"It gives me a night not be to home alone and to hear God's Word and the beautiful music and hear Ron share about what he's doing for troubled kids," said Cole.
Reasons for 2nd Chance Cowboy Church
The "Ron" Cole refers to is Ron Silverman, founder and president of 2nd Chance Corp. A primary goal of his nonprofit is to one-day launch a faith-based school in Solon Township for at-risk teens. It will be aptly named 2nd Chance School, harkening to Silverman's belief that troubled teens deserve another opportunity to get their lives on track.
The school will rely on biblical training, traditional classroom topics and a stable of horses to help them regain their footing in life and teach them a work ethic, hence the equestrian focus to the school.
2nd Chance School remains a work in progress. Silverman's nonprofit purchased the former Calvary Assembly of God church at 810 17 Mile Rd. in Solon Township and its accompanying six acres on 17 Mile Road that will be used as an alternative year-round Christian school. Once operational, it will teach 30 boys and girls at a time.
Silverman also in the thick of finding ways to raise the $375,000 needed to construct a 20,000-square foot barn that will house the 18 horses 2nd Chance School needs to teach teens a work ethic and problem-solving skills.
Meanwhile, Silverman and his wife, Patti, initiated the 2nd Chance Cowboy Church in November 2015.
What is Cowboy Church?
The term "Cowboy Church" shares several characteristics, although such services are often distinctive onto themselves, depending on the leadership team overseeing them and geographic location.
Generally, cowboy churches are Christian churches with a Western flare. A typical church may meet in a rural area in a barn, metal building, arena, out in a field, or old western building. They may have their own rodeo arena and a country gospel band, which is a big draw.
The sermons, if there are sermons, are often short and simple. Some cowboy churches have covered arenas where rodeo events such as bull riding, team roping, ranch sorting, team penning and equestrian events are held on weeknights.
Many cowboy churches have existed throughout the western states for the past 40 or 50 years, however in the past 15 or so years there has been an explosion of growth within the "movement," according to a Wikipedia entry.

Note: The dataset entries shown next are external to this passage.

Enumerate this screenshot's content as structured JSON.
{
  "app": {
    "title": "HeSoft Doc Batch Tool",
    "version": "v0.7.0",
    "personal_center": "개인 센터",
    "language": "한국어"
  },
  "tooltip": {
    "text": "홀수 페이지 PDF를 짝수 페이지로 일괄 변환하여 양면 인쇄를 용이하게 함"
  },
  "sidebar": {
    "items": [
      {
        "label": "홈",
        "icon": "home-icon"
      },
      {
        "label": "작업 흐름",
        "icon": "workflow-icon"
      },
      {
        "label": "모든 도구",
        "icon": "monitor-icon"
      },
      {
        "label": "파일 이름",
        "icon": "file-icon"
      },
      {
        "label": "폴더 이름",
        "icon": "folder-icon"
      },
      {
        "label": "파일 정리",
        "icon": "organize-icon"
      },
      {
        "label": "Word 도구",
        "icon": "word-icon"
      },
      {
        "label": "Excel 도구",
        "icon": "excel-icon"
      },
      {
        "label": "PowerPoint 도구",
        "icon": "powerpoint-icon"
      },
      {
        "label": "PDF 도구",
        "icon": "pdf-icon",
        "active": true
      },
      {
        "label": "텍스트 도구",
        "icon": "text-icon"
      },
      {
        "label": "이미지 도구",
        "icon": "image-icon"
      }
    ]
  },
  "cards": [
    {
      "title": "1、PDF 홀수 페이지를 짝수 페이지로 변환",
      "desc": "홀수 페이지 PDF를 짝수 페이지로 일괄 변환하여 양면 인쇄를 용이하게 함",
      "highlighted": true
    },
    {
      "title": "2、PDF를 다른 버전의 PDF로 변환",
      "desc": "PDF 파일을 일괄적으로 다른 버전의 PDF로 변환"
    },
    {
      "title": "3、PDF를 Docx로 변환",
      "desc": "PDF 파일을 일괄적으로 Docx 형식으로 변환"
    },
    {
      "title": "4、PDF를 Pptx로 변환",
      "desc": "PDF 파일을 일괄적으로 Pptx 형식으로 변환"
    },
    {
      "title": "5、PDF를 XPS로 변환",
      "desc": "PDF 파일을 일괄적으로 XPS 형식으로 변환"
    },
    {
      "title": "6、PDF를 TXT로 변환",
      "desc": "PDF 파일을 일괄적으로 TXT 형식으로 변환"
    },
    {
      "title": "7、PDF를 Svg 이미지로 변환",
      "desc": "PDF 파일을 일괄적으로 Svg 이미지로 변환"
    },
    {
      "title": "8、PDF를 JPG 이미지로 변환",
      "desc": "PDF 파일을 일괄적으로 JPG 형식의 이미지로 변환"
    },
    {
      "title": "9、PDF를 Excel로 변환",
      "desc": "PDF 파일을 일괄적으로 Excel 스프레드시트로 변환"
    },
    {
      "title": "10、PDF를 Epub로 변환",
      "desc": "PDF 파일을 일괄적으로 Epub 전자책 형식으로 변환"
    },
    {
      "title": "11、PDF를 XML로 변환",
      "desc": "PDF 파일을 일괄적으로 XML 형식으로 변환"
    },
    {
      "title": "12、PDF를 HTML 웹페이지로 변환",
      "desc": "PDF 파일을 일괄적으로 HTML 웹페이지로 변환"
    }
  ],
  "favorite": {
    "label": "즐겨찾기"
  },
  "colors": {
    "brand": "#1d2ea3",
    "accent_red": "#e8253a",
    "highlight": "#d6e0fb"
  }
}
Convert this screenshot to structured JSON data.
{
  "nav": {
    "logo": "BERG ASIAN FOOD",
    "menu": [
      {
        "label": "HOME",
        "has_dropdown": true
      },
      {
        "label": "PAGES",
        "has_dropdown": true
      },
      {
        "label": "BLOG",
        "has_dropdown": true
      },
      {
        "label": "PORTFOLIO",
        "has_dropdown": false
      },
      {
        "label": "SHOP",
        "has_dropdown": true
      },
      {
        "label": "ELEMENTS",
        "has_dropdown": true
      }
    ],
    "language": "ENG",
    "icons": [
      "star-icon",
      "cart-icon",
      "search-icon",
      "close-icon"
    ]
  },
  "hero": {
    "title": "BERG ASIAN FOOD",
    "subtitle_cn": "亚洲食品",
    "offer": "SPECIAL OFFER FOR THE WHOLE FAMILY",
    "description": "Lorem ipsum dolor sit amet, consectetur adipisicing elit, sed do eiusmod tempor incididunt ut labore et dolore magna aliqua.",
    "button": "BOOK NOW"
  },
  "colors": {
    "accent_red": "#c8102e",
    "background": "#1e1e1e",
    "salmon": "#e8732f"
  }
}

Silverman's 2nd Chance Cowboy Church is straightforward: His are held the 2nd and 4th Sundays at 6 p.m. Music, perhaps of a southern gospel, country/blue grass variety provided by invited musicians, are the forefront of his service.
Testimonies, not sermons
But don't expect to hear a preacher drone a sermon, said Silverman. If there is a message, it's a heartfelt testimony of what God has accomplished in someone's life.
That gets to the heart of Silverman's Cowboy Church. While anyone is welcome to attend, he has in mind people who, for various reasons, shun traditional church services.
"I had a pastor say to me he'd really love to do a service and a sermon," said Silverman. "Our people are not ready to hear a sermon, but do you have a testimony? That's what our people want to hear. We have different speakers and music each time. If we were to cram the Bible down their throats, they'd be out the door. Some people who come to Cowboy Church are searching."
Hits the heart
Tony Falbe, a board member of 2nd Chance Corp., affirms Silverman's Cowboy Church is touching the lives of people who may not feel they fit in a traditional church.
"A lot of broken people hear a testimony and they realize they got a second chance," said Falbe. "When they hear what God has down for someone, that hits the heart."
There is another reason for 2nd Chance Cowboy Church.
"The other reason we're doing Cowboy Church is to bring awareness to what we're trying to build with the Second Chance School," added Silverman. "It's working."
The music at 2nd Chance Cowboy Church is a big draw. On a recent Sunday night, the seven-member Old Time Gospel Singers performed a 90-minute set of songs to an appreciative audience of 50 or so people, of which some donned cowboy hats for the occasion.
Toes were tapping to the music while the musicians performed songs that included "When He Was On The Cross, I Was On His Mind"; "I'll Fly Away"; "That Night Old Jack Daniels Met John 3:16"; and a crowd favorite, Hank Williams' "Jesus Remember Me."
It's the informal blend of sincere worship and country music that attracted Judy and Terry Gage of Portland Township to 2nd Chance Cowboy Church early on. Soon after, their granddaughters Mykenzie Gage and Diane Howe joined them, and now serve as ushers during the offering.
"It's the music and the fellowship that keeps us coming," said Judy Gage. "We know Ron and Patti from East Nelson United Methodist Church, but we keep coming for the testimonies, the worship of God and the fellowship."